“Julie kind of considers me a spiritual mentor,” Landa says. “She loves to learn. She wants to find meaning in her Judaism, and she wants to share that with her family and her friends.”

Serendipitously or not — Eisenberg firmly believes that there’s “no such thing as luck, it’s all divine providence” – Landa suggested a program undertaken by Chabad years ago that is now in place from the United States to Canada to Hong Kong.

Bread is the vehicle. The concept is called Loaves of Love: Multigenerations of women meet monthly to bake challahs, learn a bit more about Judaism and gift others with the bread.

Participants gather at Chabad houses, community centers, country clubs or, in the case of the groups St. Louisan Chana’la Rubenfeld has led for close to a decade, at a Schnucks in Ballwin until the Chabad in University City completes a major face-lift.

The Loaves of Love are given to others, whether to celebrate a baby’s birth, nourish mourners, for comfort after a difficult diagnose or for guests. 

“You’re reaching out to touch someone who may not physically need a challah, but emotionally they do,” Landa says. 

In some places, the cost of ingredients is covered by Chabad or other benefactors. Elsewhere, challah makers divvy up costs.

Eisenberg, now a cook so savvy she thinks nothing of supervising the preparation of a meal for 300 at her congregation, Nusach Hari Bnai Zion, had her own spin.

Working through Chabad, she wanted to greet women in her large kosher kitchen. 

“My passion has become cooking and showing my love through food,” Eisenberg says.

In memory of her father, she decided that she would pay for the bread-making ingredients, including a pan for each new participant. Returnees would bring their pans back each time to refill.

Like so many seasoned cooks, Eisenberg can’t resist tweaking her recipes. One month, she and participants might grill onions for inclusion. Another time, they add chocolate chips, cranberry and orange bits, or pumpkin filling. 

Would Eisenberg’s father have relished such challahs? Maybe not. He wasn’t all that crazy about challah, Eisenberg says. Sure, he liked challah. Who doesn’t? But what he really loved, she says, was being with family and friends. 

Therefore, one place where Eisenberg promoted her very first challah-baking session was at her 54th birthday party, at home in August 2013. That month and practically every month since, from 6:30 to 8:30 p.m. on the third or fourth Thursday, anywhere from 12 to 25 women have gathered around the center island in Eisenberg’s kitchen. 

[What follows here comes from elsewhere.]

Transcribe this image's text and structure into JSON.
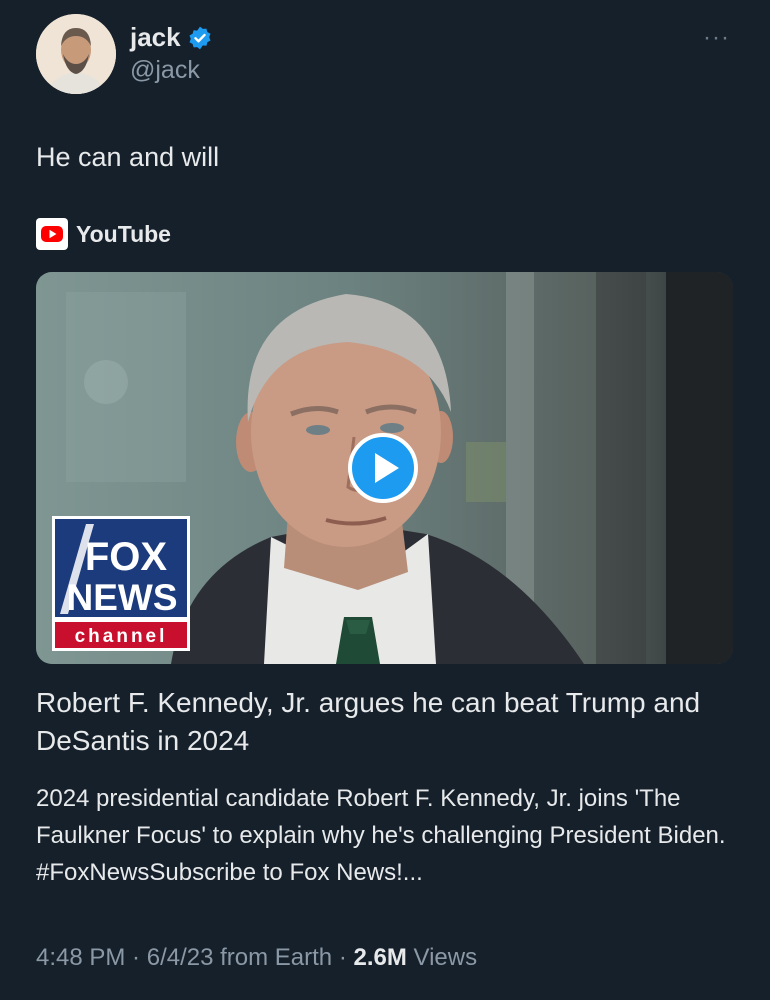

Landa is a regular. As the dough rises and before it’s divided into portions for braiding or otherwise arranging, Landa leads a religious discussion. Afterward, the women place the dough in well-greased loaf pans to take home and bake.

Eisenberg and her husband, Don, who sold the family’s necktie business and bought the local franchise for an exercise business,recently celebrated their 36th wedding anniversary.

On Aug. 6, Eisenberg will turn 56. 

“A birthday is the day God wanted me to come into the world for a special purpose,” she says. “It’s a special time for me to reflect on my life.”

With or without a slice of fresh challah, her dad would no doubt have approved.